What the exercise asks: Print out the data exactly, keeping every image out of it.

#### Entries provided

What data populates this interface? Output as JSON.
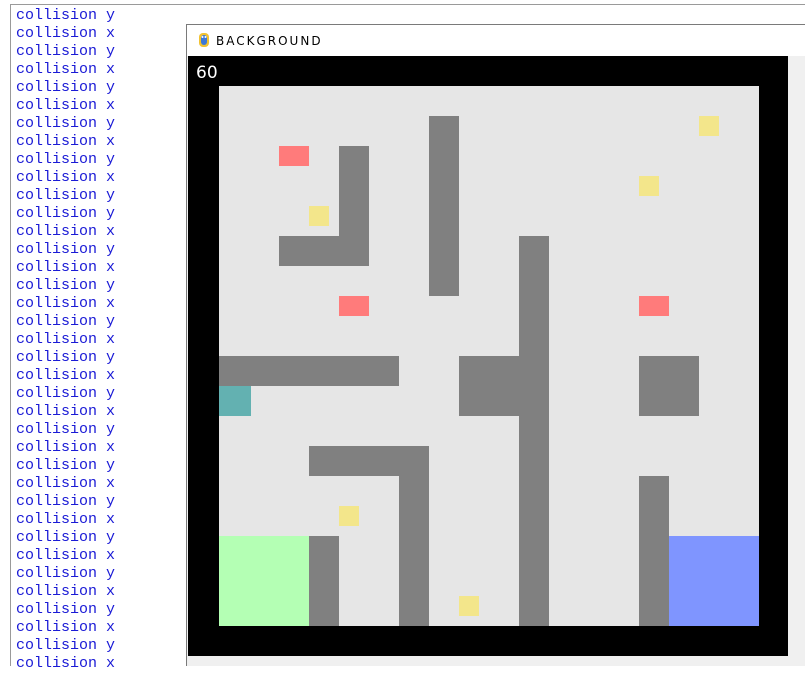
{
  "console": {
    "lines": [
      "collision y",
      "collision x",
      "collision y",
      "collision x",
      "collision y",
      "collision x",
      "collision y",
      "collision x",
      "collision y",
      "collision x",
      "collision y",
      "collision y",
      "collision x",
      "collision y",
      "collision x",
      "collision y",
      "collision x",
      "collision y",
      "collision x",
      "collision y",
      "collision x",
      "collision y",
      "collision x",
      "collision y",
      "collision x",
      "collision y",
      "collision x",
      "collision y",
      "collision x",
      "collision y",
      "collision x",
      "collision y",
      "collision x",
      "collision y",
      "collision x",
      "collision y",
      "collision x"
    ],
    "text_color": "#1a1ad6"
  },
  "window": {
    "title": "BACKGROUND",
    "icon": "pygame-snake-icon"
  },
  "game": {
    "fps": "60",
    "colors": {
      "border": "#000000",
      "floor": "#e6e6e6",
      "wall": "#808080",
      "coin": "#f3e68b",
      "enemy": "#ff7b7b",
      "player": "#63b1b1",
      "start_zone": "#b4ffb4",
      "goal_zone": "#7f95ff"
    }
  }
}
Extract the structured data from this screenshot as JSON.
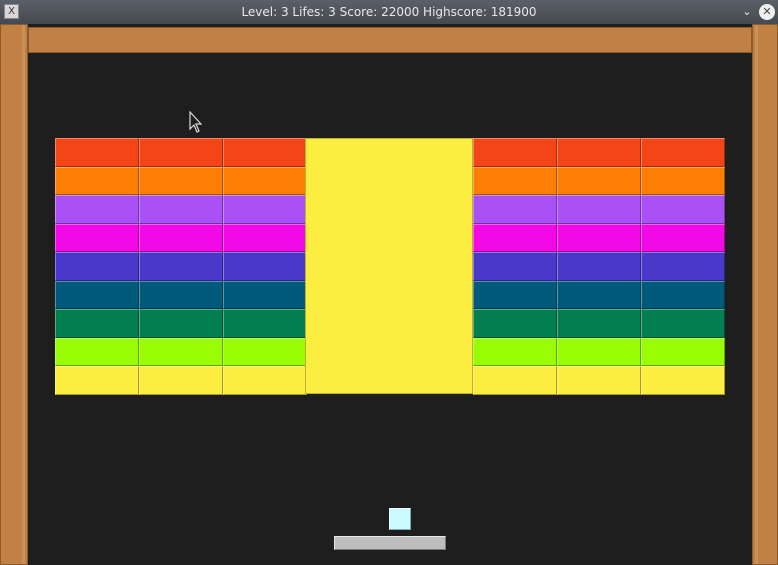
{
  "window": {
    "title": "Level: 3 Lifes: 3 Score: 22000 Highscore: 181900",
    "app_icon": "x-app-icon",
    "minimize_icon": "chevron-down-icon",
    "close_icon": "close-icon",
    "app_icon_glyph": "X",
    "minimize_glyph": "⌄",
    "close_glyph": "✕"
  },
  "colors": {
    "wall": "#c18144",
    "background": "#1e1e1e",
    "ball": "#c9fbff",
    "paddle": "#bdbdbd",
    "big_brick": "#fcee41"
  },
  "bricks": {
    "row_colors": [
      "#f44517",
      "#fe7d03",
      "#aa51f6",
      "#f20ae6",
      "#4939ca",
      "#015a7b",
      "#037e50",
      "#98fd03",
      "#fcee41"
    ],
    "left_columns": 3,
    "right_columns": 3
  }
}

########

Task result:
What data populates this interface? Output as JSON.
{
  "console": {
    "lines": [
      "collision y",
      "collision x",
      "collision y",
      "collision x",
      "collision y",
      "collision x",
      "collision y",
      "collision x",
      "collision y",
      "collision x",
      "collision y",
      "collision y",
      "collision x",
      "collision y",
      "collision x",
      "collision y",
      "collision x",
      "collision y",
      "collision x",
      "collision y",
      "collision x",
      "collision y",
      "collision x",
      "collision y",
      "collision x",
      "collision y",
      "collision x",
      "collision y",
      "collision x",
      "collision y",
      "collision x",
      "collision y",
      "collision x",
      "collision y",
      "collision x",
      "collision y",
      "collision x"
    ],
    "text_color": "#1a1ad6"
  },
  "window": {
    "title": "BACKGROUND",
    "icon": "pygame-snake-icon"
  },
  "game": {
    "fps": "60",
    "colors": {
      "border": "#000000",
      "floor": "#e6e6e6",
      "wall": "#808080",
      "coin": "#f3e68b",
      "enemy": "#ff7b7b",
      "player": "#63b1b1",
      "start_zone": "#b4ffb4",
      "goal_zone": "#7f95ff"
    }
  }
}
Extract the structured data from this screenshot as JSON.
{
  "window": {
    "title": "Level: 3 Lifes: 3 Score: 22000 Highscore: 181900",
    "app_icon": "x-app-icon",
    "minimize_icon": "chevron-down-icon",
    "close_icon": "close-icon",
    "app_icon_glyph": "X",
    "minimize_glyph": "⌄",
    "close_glyph": "✕"
  },
  "colors": {
    "wall": "#c18144",
    "background": "#1e1e1e",
    "ball": "#c9fbff",
    "paddle": "#bdbdbd",
    "big_brick": "#fcee41"
  },
  "bricks": {
    "row_colors": [
      "#f44517",
      "#fe7d03",
      "#aa51f6",
      "#f20ae6",
      "#4939ca",
      "#015a7b",
      "#037e50",
      "#98fd03",
      "#fcee41"
    ],
    "left_columns": 3,
    "right_columns": 3
  }
}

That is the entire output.